━━━ EXERCISE MATERIALS

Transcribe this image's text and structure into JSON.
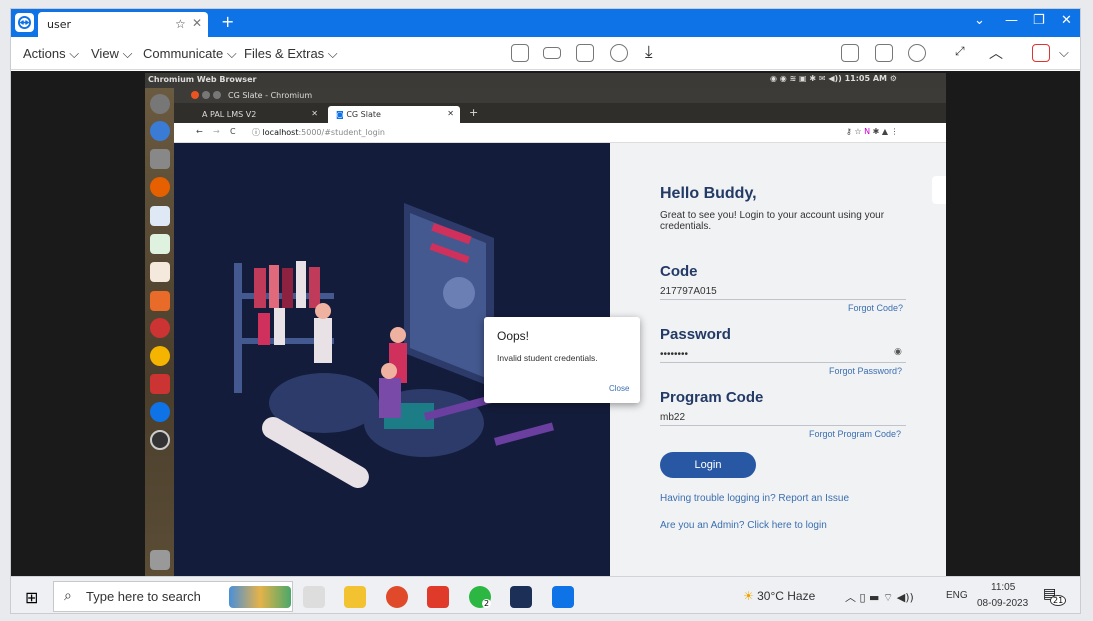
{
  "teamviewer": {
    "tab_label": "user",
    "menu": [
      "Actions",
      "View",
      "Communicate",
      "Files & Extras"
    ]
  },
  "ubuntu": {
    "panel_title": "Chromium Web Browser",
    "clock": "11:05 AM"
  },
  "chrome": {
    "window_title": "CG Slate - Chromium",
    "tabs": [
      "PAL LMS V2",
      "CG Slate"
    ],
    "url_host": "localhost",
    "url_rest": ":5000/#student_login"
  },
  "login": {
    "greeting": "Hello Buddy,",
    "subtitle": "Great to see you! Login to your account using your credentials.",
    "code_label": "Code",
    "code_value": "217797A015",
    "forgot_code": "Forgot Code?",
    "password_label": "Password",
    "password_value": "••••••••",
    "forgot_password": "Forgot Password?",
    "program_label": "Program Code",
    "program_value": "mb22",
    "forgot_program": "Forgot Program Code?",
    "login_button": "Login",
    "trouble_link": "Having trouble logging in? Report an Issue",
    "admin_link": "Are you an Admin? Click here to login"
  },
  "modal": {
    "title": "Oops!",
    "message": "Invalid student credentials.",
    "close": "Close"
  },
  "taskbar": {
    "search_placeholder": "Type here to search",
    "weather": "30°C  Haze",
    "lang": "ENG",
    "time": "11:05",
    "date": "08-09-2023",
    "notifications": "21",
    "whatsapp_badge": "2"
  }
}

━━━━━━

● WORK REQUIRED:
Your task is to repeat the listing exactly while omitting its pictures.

● RESPONSE TO THE EXERCISE:
Transcribe this image's text and structure into JSON.
{
  "teamviewer": {
    "tab_label": "user",
    "menu": [
      "Actions",
      "View",
      "Communicate",
      "Files & Extras"
    ]
  },
  "ubuntu": {
    "panel_title": "Chromium Web Browser",
    "clock": "11:05 AM"
  },
  "chrome": {
    "window_title": "CG Slate - Chromium",
    "tabs": [
      "PAL LMS V2",
      "CG Slate"
    ],
    "url_host": "localhost",
    "url_rest": ":5000/#student_login"
  },
  "login": {
    "greeting": "Hello Buddy,",
    "subtitle": "Great to see you! Login to your account using your credentials.",
    "code_label": "Code",
    "code_value": "217797A015",
    "forgot_code": "Forgot Code?",
    "password_label": "Password",
    "password_value": "••••••••",
    "forgot_password": "Forgot Password?",
    "program_label": "Program Code",
    "program_value": "mb22",
    "forgot_program": "Forgot Program Code?",
    "login_button": "Login",
    "trouble_link": "Having trouble logging in? Report an Issue",
    "admin_link": "Are you an Admin? Click here to login"
  },
  "modal": {
    "title": "Oops!",
    "message": "Invalid student credentials.",
    "close": "Close"
  },
  "taskbar": {
    "search_placeholder": "Type here to search",
    "weather": "30°C  Haze",
    "lang": "ENG",
    "time": "11:05",
    "date": "08-09-2023",
    "notifications": "21",
    "whatsapp_badge": "2"
  }
}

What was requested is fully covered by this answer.